NPR logo UNESCO Director Concerned About New School Year In Iraq

International

UNESCO Director Concerned About New School Year In Iraq

Thousands of displaced Iraqi children will be unable to enroll in school this year, as their schools are used as shelters and military sites. Khalid Mohammed/AP hide caption

toggle caption
Khalid Mohammed/AP

Thousands of displaced Iraqi children will be unable to enroll in school this year, as their schools are used as shelters and military sites.

Khalid Mohammed/AP

The head of UNESCO says thousands of Iraqi children and adolescents may be deprived of their right to an education this year as many of them are displaced or moved to host families to escape the rising violence in the country.

"It is time to stand up and act now," Irina Bokova, director-general of the United Nations Education, Scientific and Cultural Organization, said in a statement Wednesday. "Education cannot wait."

She added that:

"Education must be amongst the priorities. We must think of the future of the young generation in Iraq. Education has the power to protect, to heal and to give hope. It enables young people to shape their future and to cope with adversity. It lays the foundation for lasting stability. For all these reasons, I call on the international community to mobilize and invest in the education of the Iraqi people."

Although schools in Iraq are scheduled to open as usual in September, many students won't be able to enroll. More than 1,000 schools in Iraq are being used as shelters for displaced families and many others are being used for military purposes, according to UNESCO. Even the temporary learning spaces that have been made available, the organization says, aren't enough to accommodate the student population.

Paris-based UNESCO says on its website that 50 percent of Iraq's population is under the age of 20, meaning the education crisis will affect more than 550,000 school-age children.

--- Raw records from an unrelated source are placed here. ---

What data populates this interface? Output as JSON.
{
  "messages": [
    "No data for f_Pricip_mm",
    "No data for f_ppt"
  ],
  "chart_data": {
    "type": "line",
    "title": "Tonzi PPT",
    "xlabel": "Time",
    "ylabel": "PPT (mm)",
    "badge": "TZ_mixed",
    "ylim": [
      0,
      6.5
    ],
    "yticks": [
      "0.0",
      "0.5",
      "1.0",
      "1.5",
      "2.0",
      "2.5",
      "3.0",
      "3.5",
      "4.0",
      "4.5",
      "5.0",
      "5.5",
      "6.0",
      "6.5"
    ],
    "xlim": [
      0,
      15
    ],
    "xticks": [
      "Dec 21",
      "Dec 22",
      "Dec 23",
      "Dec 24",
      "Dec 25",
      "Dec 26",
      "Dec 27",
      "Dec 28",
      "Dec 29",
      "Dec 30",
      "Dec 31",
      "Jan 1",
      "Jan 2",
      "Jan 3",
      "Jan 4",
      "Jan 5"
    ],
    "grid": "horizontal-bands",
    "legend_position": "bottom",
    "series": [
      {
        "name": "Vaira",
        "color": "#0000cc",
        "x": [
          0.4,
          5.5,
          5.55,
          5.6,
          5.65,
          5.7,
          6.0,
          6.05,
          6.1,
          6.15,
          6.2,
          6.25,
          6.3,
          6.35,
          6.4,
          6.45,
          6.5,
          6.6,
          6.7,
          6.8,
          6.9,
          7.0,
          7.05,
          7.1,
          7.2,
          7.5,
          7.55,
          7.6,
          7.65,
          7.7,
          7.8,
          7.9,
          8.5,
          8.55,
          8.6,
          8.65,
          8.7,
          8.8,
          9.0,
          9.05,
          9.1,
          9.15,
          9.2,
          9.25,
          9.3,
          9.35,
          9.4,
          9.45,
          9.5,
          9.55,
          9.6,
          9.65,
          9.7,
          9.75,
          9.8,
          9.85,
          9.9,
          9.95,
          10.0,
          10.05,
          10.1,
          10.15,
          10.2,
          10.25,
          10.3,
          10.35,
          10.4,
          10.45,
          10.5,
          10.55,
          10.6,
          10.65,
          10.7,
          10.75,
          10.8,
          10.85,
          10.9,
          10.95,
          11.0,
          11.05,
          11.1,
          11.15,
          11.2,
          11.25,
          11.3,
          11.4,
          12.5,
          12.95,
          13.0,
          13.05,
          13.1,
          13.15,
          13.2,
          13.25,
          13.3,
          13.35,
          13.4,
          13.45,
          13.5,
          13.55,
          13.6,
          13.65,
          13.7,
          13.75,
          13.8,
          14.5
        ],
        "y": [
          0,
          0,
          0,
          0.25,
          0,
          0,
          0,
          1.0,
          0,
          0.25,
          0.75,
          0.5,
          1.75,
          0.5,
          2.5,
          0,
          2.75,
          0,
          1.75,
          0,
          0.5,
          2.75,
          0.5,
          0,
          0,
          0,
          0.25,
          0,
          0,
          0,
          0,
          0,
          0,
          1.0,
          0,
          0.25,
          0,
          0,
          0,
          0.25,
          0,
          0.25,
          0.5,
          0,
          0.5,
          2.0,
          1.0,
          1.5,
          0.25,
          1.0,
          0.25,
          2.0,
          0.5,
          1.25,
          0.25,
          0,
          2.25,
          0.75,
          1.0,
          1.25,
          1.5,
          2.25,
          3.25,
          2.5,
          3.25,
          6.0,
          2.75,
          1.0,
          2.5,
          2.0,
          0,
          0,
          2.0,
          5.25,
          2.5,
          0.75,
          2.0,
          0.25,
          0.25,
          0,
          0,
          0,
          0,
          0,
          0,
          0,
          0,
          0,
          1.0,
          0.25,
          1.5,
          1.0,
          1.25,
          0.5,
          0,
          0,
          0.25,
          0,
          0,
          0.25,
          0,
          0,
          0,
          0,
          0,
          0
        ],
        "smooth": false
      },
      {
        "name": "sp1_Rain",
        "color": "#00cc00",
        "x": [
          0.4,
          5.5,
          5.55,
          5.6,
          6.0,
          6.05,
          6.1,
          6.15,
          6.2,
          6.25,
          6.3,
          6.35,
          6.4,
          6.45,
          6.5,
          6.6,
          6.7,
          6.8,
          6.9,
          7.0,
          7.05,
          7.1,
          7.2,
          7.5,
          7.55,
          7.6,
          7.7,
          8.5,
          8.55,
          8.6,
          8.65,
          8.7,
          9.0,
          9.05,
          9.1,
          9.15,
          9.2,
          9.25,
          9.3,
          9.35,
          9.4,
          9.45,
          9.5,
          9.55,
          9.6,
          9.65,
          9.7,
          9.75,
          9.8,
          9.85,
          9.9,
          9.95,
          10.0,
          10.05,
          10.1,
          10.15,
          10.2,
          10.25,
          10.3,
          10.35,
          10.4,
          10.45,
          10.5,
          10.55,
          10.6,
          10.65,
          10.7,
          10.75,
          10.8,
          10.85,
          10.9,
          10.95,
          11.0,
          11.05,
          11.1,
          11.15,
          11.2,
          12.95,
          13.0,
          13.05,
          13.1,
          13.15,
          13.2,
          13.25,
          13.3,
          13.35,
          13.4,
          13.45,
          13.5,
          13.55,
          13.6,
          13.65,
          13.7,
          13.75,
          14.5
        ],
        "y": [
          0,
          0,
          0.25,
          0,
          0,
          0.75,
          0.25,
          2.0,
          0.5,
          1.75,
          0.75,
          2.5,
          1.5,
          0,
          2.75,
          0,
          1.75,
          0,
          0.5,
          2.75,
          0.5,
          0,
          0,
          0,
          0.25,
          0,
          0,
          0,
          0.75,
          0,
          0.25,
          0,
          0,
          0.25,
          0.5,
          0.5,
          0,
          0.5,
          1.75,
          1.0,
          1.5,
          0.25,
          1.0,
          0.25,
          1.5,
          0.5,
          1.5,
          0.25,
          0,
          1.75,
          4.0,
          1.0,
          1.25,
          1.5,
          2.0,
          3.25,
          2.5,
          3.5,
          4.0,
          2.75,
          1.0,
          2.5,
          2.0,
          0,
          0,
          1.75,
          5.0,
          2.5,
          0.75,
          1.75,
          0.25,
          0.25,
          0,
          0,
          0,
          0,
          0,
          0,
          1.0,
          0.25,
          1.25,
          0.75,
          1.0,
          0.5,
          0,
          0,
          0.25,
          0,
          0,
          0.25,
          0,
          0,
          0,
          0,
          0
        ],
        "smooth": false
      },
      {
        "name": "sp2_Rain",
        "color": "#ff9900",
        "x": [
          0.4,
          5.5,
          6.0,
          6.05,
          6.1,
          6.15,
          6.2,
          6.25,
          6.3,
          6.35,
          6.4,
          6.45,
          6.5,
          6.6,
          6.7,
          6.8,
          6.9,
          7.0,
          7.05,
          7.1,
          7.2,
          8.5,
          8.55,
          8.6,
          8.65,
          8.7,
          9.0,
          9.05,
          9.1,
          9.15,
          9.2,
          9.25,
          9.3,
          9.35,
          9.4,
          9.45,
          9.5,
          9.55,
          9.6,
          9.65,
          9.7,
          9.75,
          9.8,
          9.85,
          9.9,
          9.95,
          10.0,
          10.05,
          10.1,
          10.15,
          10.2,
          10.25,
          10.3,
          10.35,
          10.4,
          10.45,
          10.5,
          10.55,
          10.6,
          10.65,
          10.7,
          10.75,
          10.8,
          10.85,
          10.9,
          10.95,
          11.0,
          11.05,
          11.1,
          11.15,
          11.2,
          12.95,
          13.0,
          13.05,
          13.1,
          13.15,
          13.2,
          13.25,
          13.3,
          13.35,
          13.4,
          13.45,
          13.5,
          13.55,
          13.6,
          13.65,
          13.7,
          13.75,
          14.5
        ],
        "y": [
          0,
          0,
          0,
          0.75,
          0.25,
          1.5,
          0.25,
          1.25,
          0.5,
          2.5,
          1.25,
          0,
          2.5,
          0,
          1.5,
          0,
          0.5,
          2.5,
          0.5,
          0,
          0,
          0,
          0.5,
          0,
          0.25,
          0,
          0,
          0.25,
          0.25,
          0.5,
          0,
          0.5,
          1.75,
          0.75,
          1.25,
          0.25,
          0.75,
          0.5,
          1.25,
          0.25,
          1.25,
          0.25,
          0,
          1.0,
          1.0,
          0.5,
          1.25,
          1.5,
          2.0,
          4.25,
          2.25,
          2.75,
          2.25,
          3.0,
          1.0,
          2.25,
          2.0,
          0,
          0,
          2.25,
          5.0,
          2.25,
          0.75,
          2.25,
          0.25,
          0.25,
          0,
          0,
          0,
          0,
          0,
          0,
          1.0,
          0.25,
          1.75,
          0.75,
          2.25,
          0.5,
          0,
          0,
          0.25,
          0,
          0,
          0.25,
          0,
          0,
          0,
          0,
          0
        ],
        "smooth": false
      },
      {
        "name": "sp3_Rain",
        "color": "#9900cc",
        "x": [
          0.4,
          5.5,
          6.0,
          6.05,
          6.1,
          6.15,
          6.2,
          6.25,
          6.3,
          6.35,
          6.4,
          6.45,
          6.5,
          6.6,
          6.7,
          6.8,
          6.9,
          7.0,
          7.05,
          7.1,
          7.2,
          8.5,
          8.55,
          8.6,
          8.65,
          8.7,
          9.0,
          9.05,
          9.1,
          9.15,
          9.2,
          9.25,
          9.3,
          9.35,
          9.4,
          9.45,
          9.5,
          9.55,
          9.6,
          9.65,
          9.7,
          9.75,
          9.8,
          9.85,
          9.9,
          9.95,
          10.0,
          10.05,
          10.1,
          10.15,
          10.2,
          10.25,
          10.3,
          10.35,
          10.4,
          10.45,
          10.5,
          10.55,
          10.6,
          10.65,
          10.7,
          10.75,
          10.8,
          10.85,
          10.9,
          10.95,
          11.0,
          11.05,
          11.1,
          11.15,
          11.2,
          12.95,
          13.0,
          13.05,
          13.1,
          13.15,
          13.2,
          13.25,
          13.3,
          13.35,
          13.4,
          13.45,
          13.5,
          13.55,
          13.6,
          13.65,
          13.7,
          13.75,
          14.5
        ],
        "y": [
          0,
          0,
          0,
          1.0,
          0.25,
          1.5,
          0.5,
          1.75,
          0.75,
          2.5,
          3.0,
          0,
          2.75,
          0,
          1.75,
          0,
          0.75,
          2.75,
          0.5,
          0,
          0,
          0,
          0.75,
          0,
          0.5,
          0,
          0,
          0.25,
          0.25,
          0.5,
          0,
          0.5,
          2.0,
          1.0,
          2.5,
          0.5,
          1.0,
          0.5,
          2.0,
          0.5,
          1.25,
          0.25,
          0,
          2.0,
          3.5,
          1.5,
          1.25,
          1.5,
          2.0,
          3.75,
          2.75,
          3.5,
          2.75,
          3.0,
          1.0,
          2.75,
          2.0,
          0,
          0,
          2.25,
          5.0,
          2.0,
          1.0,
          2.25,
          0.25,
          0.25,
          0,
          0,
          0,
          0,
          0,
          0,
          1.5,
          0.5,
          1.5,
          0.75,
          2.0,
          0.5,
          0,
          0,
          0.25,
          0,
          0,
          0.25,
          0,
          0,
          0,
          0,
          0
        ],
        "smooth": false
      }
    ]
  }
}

The military threat in Iraq already prevented many students from taking exams in June.